House of Whispers, then, is Hopkinson’s Sandman stories, and Volume 1 is now available as a graphic novel. It is set initially in The Dreaming, but Dream himself is not there. Lucien is doing his best to manage things in his master’s absence, but something is going badly wrong and he’s not going to get any help from the likes of Cain & Abel.
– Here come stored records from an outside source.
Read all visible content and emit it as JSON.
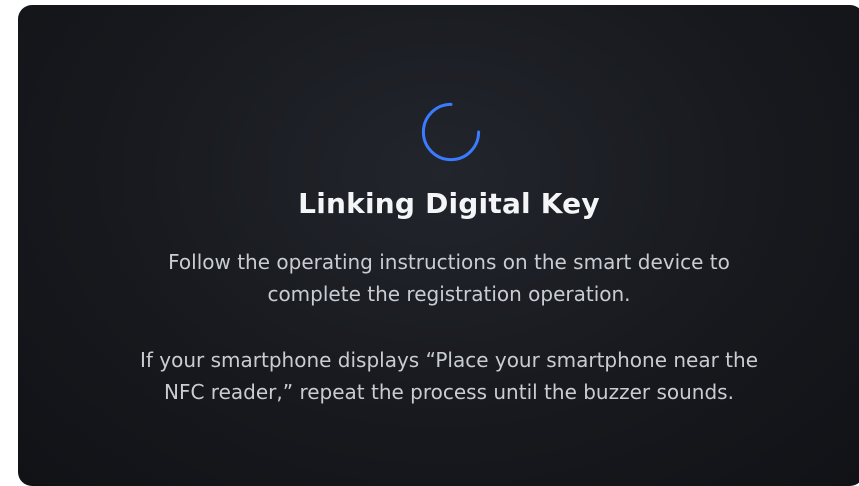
{
  "dialog": {
    "title": "Linking Digital Key",
    "instruction_lines": [
      "Follow the operating instructions on the smart device to",
      "complete the registration operation."
    ],
    "nfc_note_lines": [
      "If your smartphone displays “Place your smartphone near the",
      "NFC reader,” repeat the process until the buzzer sounds."
    ],
    "spinner_icon": "loading-spinner-icon"
  },
  "colors": {
    "background": "#17191e",
    "spinner": "#3b7bff",
    "title": "#f4f5f7",
    "body_text": "#c9ccd2"
  }
}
Enter Hopkinson, and in her train a whole heap of West African mythology, filtered through her native Caribbean lens. The lead character is Erzulie Fréda, the Haitian goddess of love and beauty. As befits someone of her dazzling charm, she has three husbands. She also loves to dance, and to encourage her worshippers to follow in her flirtatious footsteps. She doesn’t particular care about gender as long as people are enjoying themselves. Chief among her worshippers is Alter Boi, whose gender is decidedly mixed.
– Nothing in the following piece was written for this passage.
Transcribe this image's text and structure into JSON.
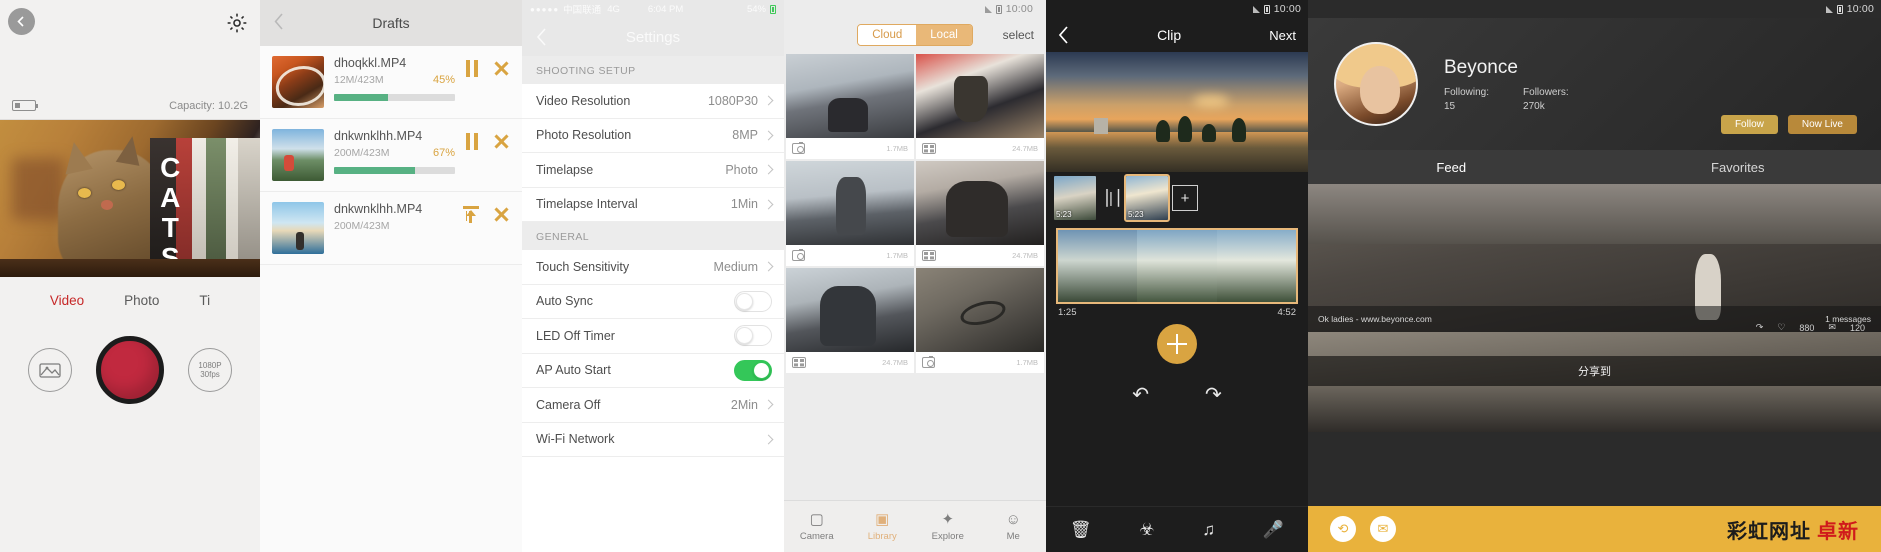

We also have Uncle Monday, a Florida legend of an alligator god. He was once an escaped slave, but he encountered the alligator worship of the indigenous Seminoles and was able to transform himself into a giant gator.
Villainy, such as there is, is provided by Shakpana, the god of smallpox and other things that might be viral. He’s a smart boy. Having made his name in infectious diseases, he’s keen to make use of the modern world and infect people with other things as well. Whether he’s the main villain here, or if he’s only a pawn of whatever is attacking The Dreaming, is as yet unclear.
Finally we have some actual humans. Latoya, her girlfriend Maggie, and younger sisters, Lumi and Habibi, live in New Orleans. They are among the first victims of Shakpana’s mischief-making, and become key to the story.
Little is resolved by the end of Volume 1. The story is very much a slow burn. For me the main attraction of the book is discovering the many interesting mythological characters that Hopkinson clearly knows well but are a total mystery to clueless white girl here. I’m particularly intrigued by Erzulie because it appears that there’s a whole family of goddesses with the same first name but different second names. Some of them appear in the book.
I’m reminded of how Suyi Davies Okungbowa made use of variations in the Orisha between different ethnic groups in Nigeria for David Mogo: Godhunter. I note also that in ancient Mesopotamia there were different versions of the gods and goddesses worshipped in different cities. The idea of a unified pantheon like that which we were fed for Greek and Roman religion when we were kids seems very much a modern construct now.
The art is not really to my taste, but it is very Sandman so it will doubtless be OK with fans of the series. I’m happy to go with it.
Aside from the mythology, I’m here for the unabashed queerness of the cast. I particularly loved the scene in which the girls finally encounter Erzulie’s worshippers and little Habibi addresses Alter Boi as, “Mister Lady, Sir”. Kids are great. They understand.